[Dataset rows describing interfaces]

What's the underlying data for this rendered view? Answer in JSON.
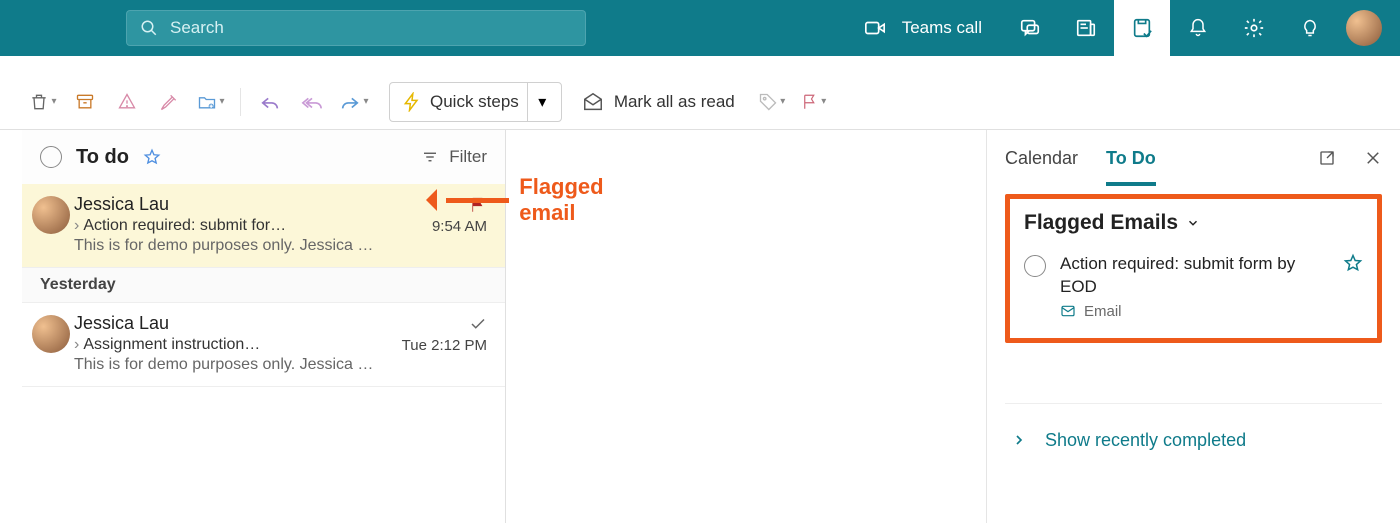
{
  "topbar": {
    "search_placeholder": "Search",
    "teams_call": "Teams call"
  },
  "cmdbar": {
    "quick_steps": "Quick steps",
    "mark_all": "Mark all as read"
  },
  "msglist": {
    "header": "To do",
    "filter": "Filter",
    "group_yesterday": "Yesterday",
    "items": [
      {
        "sender": "Jessica Lau",
        "subject": "Action required: submit for…",
        "time": "9:54 AM",
        "preview": "This is for demo purposes only. Jessica …"
      },
      {
        "sender": "Jessica Lau",
        "subject": "Assignment instruction…",
        "time": "Tue 2:12 PM",
        "preview": "This is for demo purposes only. Jessica …"
      }
    ]
  },
  "annotation": {
    "label": "Flagged email"
  },
  "sidepane": {
    "tab_calendar": "Calendar",
    "tab_todo": "To Do",
    "flagged_title": "Flagged Emails",
    "task_title": "Action required: submit form by EOD",
    "task_meta": "Email",
    "show_completed": "Show recently completed"
  }
}
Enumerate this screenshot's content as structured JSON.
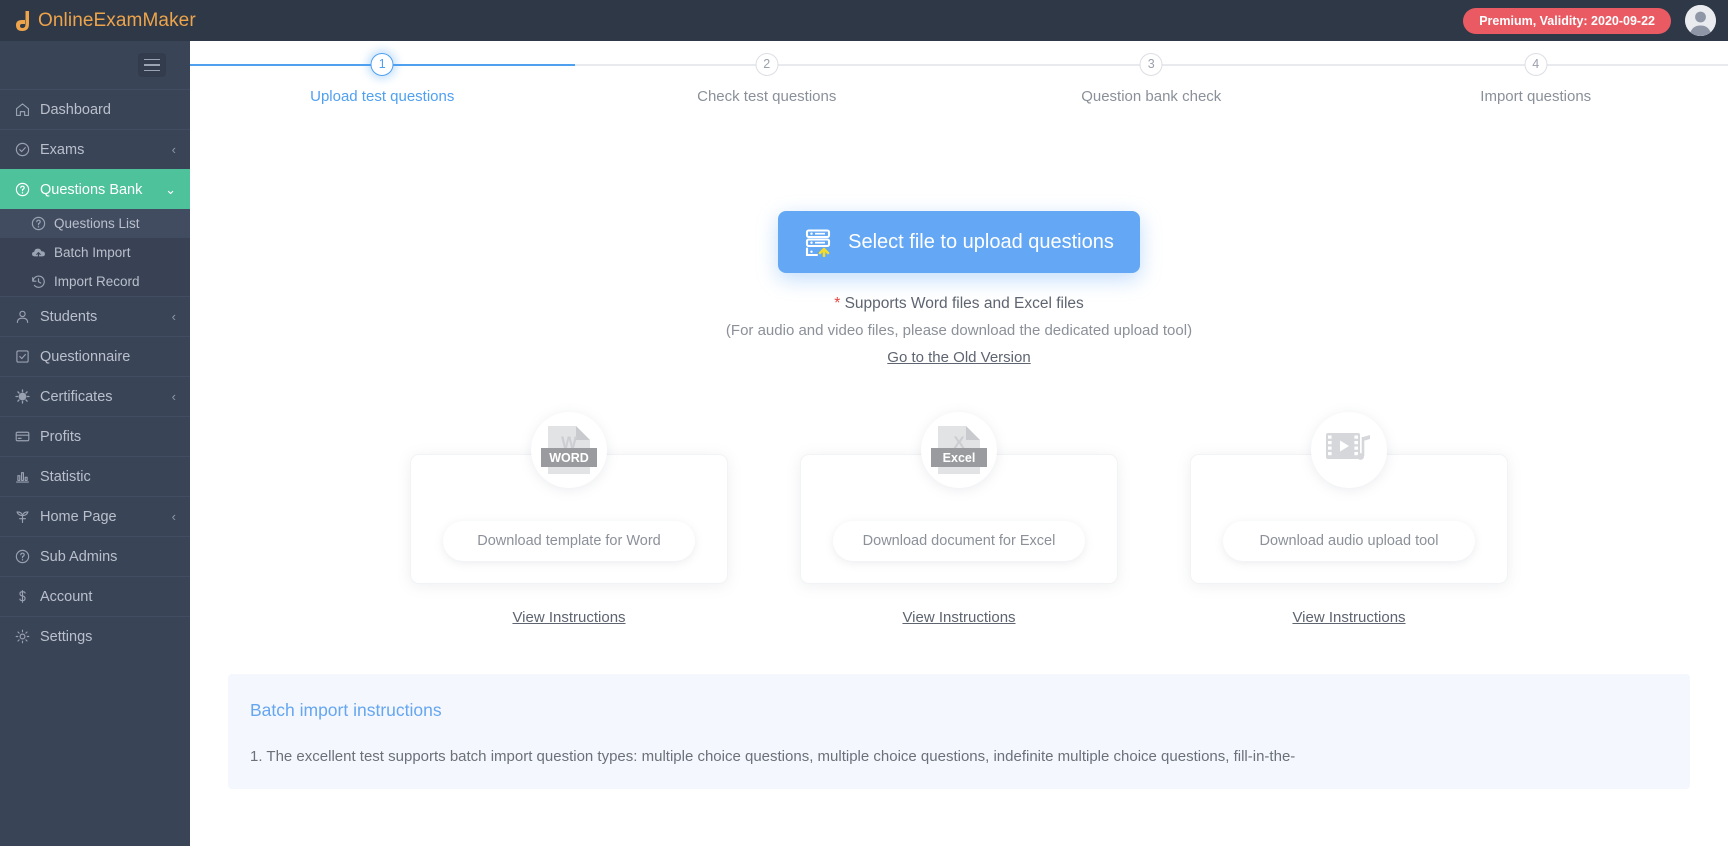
{
  "topbar": {
    "brand": "OnlineExamMaker",
    "premium_badge": "Premium, Validity: 2020-09-22",
    "avatar_icon": "user-avatar-icon",
    "brand_color": "#eda44a",
    "badge_color": "#ea5a63"
  },
  "sidebar": {
    "hamburger_icon": "hamburger-menu-icon",
    "items": [
      {
        "label": "Dashboard",
        "icon": "home-icon",
        "chevron": "",
        "active": false
      },
      {
        "label": "Exams",
        "icon": "check-circle-icon",
        "chevron": "‹",
        "active": false
      },
      {
        "label": "Questions Bank",
        "icon": "question-circle-icon",
        "chevron": "⌄",
        "active": true
      },
      {
        "label": "Students",
        "icon": "users-icon",
        "chevron": "‹",
        "active": false
      },
      {
        "label": "Questionnaire",
        "icon": "checkbox-icon",
        "chevron": "",
        "active": false
      },
      {
        "label": "Certificates",
        "icon": "badge-icon",
        "chevron": "‹",
        "active": false
      },
      {
        "label": "Profits",
        "icon": "card-icon",
        "chevron": "",
        "active": false
      },
      {
        "label": "Statistic",
        "icon": "bar-chart-icon",
        "chevron": "",
        "active": false
      },
      {
        "label": "Home Page",
        "icon": "leaf-icon",
        "chevron": "‹",
        "active": false
      },
      {
        "label": "Sub Admins",
        "icon": "question-circle-icon",
        "chevron": "",
        "active": false
      },
      {
        "label": "Account",
        "icon": "dollar-icon",
        "chevron": "",
        "active": false
      },
      {
        "label": "Settings",
        "icon": "gear-icon",
        "chevron": "",
        "active": false
      }
    ],
    "subitems": [
      {
        "label": "Questions List",
        "icon": "question-circle-icon",
        "selected": true
      },
      {
        "label": "Batch Import",
        "icon": "cloud-upload-icon",
        "selected": false
      },
      {
        "label": "Import Record",
        "icon": "history-icon",
        "selected": false
      }
    ],
    "active_color": "#4ec29b"
  },
  "steps": [
    {
      "num": "1",
      "label": "Upload test questions",
      "state": "current"
    },
    {
      "num": "2",
      "label": "Check test questions",
      "state": "pending"
    },
    {
      "num": "3",
      "label": "Question bank check",
      "state": "pending"
    },
    {
      "num": "4",
      "label": "Import questions",
      "state": "pending"
    }
  ],
  "upload": {
    "button_label": "Select file to upload questions",
    "button_icon": "server-upload-icon",
    "button_color": "#64a8f5",
    "note_star": "*",
    "note_line1": "Supports Word files and Excel files",
    "note_line2": "(For audio and video files, please download the dedicated upload tool)",
    "old_version_link": "Go to the Old Version"
  },
  "cards": [
    {
      "icon": "word-file-icon",
      "icon_big": "W",
      "icon_band": "WORD",
      "download_label": "Download template for Word",
      "view_label": "View Instructions"
    },
    {
      "icon": "excel-file-icon",
      "icon_big": "X",
      "icon_band": "Excel",
      "download_label": "Download document for Excel",
      "view_label": "View Instructions"
    },
    {
      "icon": "film-music-icon",
      "icon_big": "",
      "icon_band": "",
      "download_label": "Download audio upload tool",
      "view_label": "View Instructions"
    }
  ],
  "batch": {
    "title": "Batch import instructions",
    "line1": "1. The excellent test supports batch import question types: multiple choice questions, multiple choice questions, indefinite multiple choice questions, fill-in-the-"
  }
}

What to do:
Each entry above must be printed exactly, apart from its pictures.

Completed task:
What's the underlying data for this rendered view? Answer in JSON.
{
  "topbar": {
    "search_placeholder": "Search",
    "teams_call": "Teams call"
  },
  "cmdbar": {
    "quick_steps": "Quick steps",
    "mark_all": "Mark all as read"
  },
  "msglist": {
    "header": "To do",
    "filter": "Filter",
    "group_yesterday": "Yesterday",
    "items": [
      {
        "sender": "Jessica Lau",
        "subject": "Action required: submit for…",
        "time": "9:54 AM",
        "preview": "This is for demo purposes only. Jessica …"
      },
      {
        "sender": "Jessica Lau",
        "subject": "Assignment instruction…",
        "time": "Tue 2:12 PM",
        "preview": "This is for demo purposes only. Jessica …"
      }
    ]
  },
  "annotation": {
    "label": "Flagged email"
  },
  "sidepane": {
    "tab_calendar": "Calendar",
    "tab_todo": "To Do",
    "flagged_title": "Flagged Emails",
    "task_title": "Action required: submit form by EOD",
    "task_meta": "Email",
    "show_completed": "Show recently completed"
  }
}
Enumerate this screenshot's content as structured JSON.
{
  "topbar": {
    "brand": "OnlineExamMaker",
    "premium_badge": "Premium, Validity: 2020-09-22",
    "avatar_icon": "user-avatar-icon",
    "brand_color": "#eda44a",
    "badge_color": "#ea5a63"
  },
  "sidebar": {
    "hamburger_icon": "hamburger-menu-icon",
    "items": [
      {
        "label": "Dashboard",
        "icon": "home-icon",
        "chevron": "",
        "active": false
      },
      {
        "label": "Exams",
        "icon": "check-circle-icon",
        "chevron": "‹",
        "active": false
      },
      {
        "label": "Questions Bank",
        "icon": "question-circle-icon",
        "chevron": "⌄",
        "active": true
      },
      {
        "label": "Students",
        "icon": "users-icon",
        "chevron": "‹",
        "active": false
      },
      {
        "label": "Questionnaire",
        "icon": "checkbox-icon",
        "chevron": "",
        "active": false
      },
      {
        "label": "Certificates",
        "icon": "badge-icon",
        "chevron": "‹",
        "active": false
      },
      {
        "label": "Profits",
        "icon": "card-icon",
        "chevron": "",
        "active": false
      },
      {
        "label": "Statistic",
        "icon": "bar-chart-icon",
        "chevron": "",
        "active": false
      },
      {
        "label": "Home Page",
        "icon": "leaf-icon",
        "chevron": "‹",
        "active": false
      },
      {
        "label": "Sub Admins",
        "icon": "question-circle-icon",
        "chevron": "",
        "active": false
      },
      {
        "label": "Account",
        "icon": "dollar-icon",
        "chevron": "",
        "active": false
      },
      {
        "label": "Settings",
        "icon": "gear-icon",
        "chevron": "",
        "active": false
      }
    ],
    "subitems": [
      {
        "label": "Questions List",
        "icon": "question-circle-icon",
        "selected": true
      },
      {
        "label": "Batch Import",
        "icon": "cloud-upload-icon",
        "selected": false
      },
      {
        "label": "Import Record",
        "icon": "history-icon",
        "selected": false
      }
    ],
    "active_color": "#4ec29b"
  },
  "steps": [
    {
      "num": "1",
      "label": "Upload test questions",
      "state": "current"
    },
    {
      "num": "2",
      "label": "Check test questions",
      "state": "pending"
    },
    {
      "num": "3",
      "label": "Question bank check",
      "state": "pending"
    },
    {
      "num": "4",
      "label": "Import questions",
      "state": "pending"
    }
  ],
  "upload": {
    "button_label": "Select file to upload questions",
    "button_icon": "server-upload-icon",
    "button_color": "#64a8f5",
    "note_star": "*",
    "note_line1": "Supports Word files and Excel files",
    "note_line2": "(For audio and video files, please download the dedicated upload tool)",
    "old_version_link": "Go to the Old Version"
  },
  "cards": [
    {
      "icon": "word-file-icon",
      "icon_big": "W",
      "icon_band": "WORD",
      "download_label": "Download template for Word",
      "view_label": "View Instructions"
    },
    {
      "icon": "excel-file-icon",
      "icon_big": "X",
      "icon_band": "Excel",
      "download_label": "Download document for Excel",
      "view_label": "View Instructions"
    },
    {
      "icon": "film-music-icon",
      "icon_big": "",
      "icon_band": "",
      "download_label": "Download audio upload tool",
      "view_label": "View Instructions"
    }
  ],
  "batch": {
    "title": "Batch import instructions",
    "line1": "1. The excellent test supports batch import question types: multiple choice questions, multiple choice questions, indefinite multiple choice questions, fill-in-the-"
  }
}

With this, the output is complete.